- Supplied data -

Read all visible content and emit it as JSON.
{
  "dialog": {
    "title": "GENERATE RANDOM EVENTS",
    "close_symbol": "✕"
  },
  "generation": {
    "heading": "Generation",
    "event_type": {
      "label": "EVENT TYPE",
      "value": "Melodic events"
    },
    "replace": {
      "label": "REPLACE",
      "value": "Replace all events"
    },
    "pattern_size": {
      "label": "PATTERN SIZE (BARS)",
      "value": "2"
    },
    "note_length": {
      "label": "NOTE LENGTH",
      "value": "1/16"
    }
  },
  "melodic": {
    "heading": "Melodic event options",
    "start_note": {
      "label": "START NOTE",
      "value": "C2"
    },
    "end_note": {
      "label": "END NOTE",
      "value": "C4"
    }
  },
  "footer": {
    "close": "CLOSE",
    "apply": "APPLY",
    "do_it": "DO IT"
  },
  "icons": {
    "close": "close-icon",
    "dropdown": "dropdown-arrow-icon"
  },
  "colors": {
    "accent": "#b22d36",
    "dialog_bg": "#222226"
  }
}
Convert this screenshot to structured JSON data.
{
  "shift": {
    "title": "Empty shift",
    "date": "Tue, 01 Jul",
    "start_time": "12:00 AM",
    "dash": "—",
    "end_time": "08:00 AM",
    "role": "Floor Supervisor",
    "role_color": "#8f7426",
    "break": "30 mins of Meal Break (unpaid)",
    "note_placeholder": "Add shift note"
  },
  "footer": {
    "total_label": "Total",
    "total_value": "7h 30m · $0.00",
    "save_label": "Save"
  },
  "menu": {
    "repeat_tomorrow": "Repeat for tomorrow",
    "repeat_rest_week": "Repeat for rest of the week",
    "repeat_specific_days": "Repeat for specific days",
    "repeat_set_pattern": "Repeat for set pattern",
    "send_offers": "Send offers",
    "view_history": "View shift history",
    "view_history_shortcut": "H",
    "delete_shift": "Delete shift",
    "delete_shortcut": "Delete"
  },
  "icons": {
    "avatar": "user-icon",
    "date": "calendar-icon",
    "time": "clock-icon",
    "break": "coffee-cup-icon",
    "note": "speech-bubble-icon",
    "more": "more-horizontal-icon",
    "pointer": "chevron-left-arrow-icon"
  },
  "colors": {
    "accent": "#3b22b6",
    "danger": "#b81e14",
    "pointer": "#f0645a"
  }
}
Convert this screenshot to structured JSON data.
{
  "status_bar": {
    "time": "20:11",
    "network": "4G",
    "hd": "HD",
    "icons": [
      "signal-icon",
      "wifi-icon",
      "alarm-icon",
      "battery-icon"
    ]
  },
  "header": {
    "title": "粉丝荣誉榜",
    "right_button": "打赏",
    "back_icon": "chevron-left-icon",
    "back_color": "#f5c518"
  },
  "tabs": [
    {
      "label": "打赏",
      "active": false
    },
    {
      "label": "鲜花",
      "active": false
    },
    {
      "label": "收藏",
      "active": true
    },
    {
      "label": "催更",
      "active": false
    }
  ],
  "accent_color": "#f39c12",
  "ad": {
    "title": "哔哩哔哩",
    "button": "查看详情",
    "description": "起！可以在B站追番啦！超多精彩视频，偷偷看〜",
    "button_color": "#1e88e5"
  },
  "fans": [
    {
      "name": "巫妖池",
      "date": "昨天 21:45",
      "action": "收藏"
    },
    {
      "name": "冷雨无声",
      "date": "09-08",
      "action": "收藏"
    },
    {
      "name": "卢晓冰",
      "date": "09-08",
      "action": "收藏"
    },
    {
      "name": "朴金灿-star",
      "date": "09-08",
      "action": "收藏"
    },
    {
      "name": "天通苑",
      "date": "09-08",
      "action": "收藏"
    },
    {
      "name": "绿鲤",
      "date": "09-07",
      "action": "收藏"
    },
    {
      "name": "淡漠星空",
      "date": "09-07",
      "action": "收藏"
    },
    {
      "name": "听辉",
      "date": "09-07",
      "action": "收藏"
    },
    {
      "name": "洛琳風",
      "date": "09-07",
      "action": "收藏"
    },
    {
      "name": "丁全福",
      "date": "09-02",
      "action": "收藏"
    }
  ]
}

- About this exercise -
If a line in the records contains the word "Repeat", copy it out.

- Response -
    "repeat_tomorrow": "Repeat for tomorrow",
    "repeat_rest_week": "Repeat for rest of the week",
    "repeat_specific_days": "Repeat for specific days",
    "repeat_set_pattern": "Repeat for set pattern",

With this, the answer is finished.